§ **What is needed**: From the entries below, return every line that includes the word "Each".

§ **Information**:
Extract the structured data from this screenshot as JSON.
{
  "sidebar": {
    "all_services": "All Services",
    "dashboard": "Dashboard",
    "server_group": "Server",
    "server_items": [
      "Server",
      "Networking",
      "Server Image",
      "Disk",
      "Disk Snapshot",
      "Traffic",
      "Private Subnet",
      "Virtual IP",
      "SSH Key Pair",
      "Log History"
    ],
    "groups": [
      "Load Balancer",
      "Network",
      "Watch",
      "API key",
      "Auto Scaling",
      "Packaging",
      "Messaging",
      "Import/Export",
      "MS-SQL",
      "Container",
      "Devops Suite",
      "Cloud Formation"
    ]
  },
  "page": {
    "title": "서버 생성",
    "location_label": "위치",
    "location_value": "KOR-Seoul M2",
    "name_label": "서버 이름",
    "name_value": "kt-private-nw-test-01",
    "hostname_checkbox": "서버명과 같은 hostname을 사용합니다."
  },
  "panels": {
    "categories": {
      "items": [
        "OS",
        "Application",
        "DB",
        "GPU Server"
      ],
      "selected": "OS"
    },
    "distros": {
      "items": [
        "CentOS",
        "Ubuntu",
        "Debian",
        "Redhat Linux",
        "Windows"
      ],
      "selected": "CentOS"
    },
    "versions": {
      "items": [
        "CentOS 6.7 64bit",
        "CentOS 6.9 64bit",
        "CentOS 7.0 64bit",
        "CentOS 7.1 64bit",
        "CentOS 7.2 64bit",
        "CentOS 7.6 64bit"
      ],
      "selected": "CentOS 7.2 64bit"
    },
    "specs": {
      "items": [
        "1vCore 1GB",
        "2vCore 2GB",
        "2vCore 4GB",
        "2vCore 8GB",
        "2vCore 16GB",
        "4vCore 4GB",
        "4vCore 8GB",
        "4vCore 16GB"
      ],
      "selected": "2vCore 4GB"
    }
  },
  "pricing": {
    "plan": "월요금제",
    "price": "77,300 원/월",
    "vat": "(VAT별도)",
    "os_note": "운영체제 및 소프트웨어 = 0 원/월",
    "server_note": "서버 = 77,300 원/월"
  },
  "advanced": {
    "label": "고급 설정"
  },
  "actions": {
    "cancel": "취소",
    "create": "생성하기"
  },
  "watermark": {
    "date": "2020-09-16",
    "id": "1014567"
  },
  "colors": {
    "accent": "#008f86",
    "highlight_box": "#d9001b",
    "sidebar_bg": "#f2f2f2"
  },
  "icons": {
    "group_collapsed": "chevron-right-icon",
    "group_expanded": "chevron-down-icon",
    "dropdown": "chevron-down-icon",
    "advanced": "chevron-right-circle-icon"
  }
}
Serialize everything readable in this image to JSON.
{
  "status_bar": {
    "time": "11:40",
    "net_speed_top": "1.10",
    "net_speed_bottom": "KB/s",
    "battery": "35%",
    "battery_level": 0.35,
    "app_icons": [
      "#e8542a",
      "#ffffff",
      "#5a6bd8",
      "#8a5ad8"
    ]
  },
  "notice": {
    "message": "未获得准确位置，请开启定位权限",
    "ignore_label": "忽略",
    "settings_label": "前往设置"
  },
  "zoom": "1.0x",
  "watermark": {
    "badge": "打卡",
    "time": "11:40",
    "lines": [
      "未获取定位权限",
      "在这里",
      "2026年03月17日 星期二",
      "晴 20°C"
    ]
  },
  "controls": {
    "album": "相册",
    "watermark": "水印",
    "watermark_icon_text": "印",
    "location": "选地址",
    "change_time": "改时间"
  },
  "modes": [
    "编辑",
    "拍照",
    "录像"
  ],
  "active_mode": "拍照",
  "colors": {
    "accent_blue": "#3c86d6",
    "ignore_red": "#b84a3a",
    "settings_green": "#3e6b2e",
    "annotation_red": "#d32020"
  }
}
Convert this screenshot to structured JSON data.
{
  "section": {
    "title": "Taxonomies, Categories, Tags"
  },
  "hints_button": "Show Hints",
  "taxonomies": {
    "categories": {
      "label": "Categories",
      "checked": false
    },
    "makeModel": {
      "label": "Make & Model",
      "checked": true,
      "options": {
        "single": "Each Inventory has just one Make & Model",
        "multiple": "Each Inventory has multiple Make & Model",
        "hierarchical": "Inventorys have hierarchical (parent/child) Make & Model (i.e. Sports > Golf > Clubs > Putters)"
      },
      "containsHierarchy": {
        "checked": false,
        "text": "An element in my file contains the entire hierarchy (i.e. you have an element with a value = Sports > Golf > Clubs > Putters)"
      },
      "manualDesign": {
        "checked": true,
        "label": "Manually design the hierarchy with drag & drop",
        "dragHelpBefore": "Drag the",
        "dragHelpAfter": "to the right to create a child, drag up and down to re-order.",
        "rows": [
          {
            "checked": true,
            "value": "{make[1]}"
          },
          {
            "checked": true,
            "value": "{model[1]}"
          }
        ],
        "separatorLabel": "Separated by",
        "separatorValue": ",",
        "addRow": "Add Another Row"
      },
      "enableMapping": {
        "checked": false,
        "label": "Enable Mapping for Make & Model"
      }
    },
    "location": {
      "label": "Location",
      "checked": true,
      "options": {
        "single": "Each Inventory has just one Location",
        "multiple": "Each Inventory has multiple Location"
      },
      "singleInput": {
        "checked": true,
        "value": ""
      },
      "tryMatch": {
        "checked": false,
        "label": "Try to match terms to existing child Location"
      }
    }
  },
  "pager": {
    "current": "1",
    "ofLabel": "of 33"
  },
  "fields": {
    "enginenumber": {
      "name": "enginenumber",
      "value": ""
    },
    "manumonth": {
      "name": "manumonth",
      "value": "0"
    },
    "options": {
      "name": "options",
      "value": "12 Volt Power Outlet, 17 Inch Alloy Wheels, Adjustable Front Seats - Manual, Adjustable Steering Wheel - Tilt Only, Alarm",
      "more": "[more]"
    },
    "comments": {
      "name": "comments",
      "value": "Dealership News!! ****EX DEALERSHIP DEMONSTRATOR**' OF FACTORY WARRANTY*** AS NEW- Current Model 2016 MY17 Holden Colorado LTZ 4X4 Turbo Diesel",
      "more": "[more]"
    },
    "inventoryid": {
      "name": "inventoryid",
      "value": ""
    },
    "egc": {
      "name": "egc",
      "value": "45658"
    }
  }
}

§ **Solution below**:
        "single": "Each Inventory has just one Make & Model",
        "multiple": "Each Inventory has multiple Make & Model",
        "single": "Each Inventory has just one Location",
        "multiple": "Each Inventory has multiple Location"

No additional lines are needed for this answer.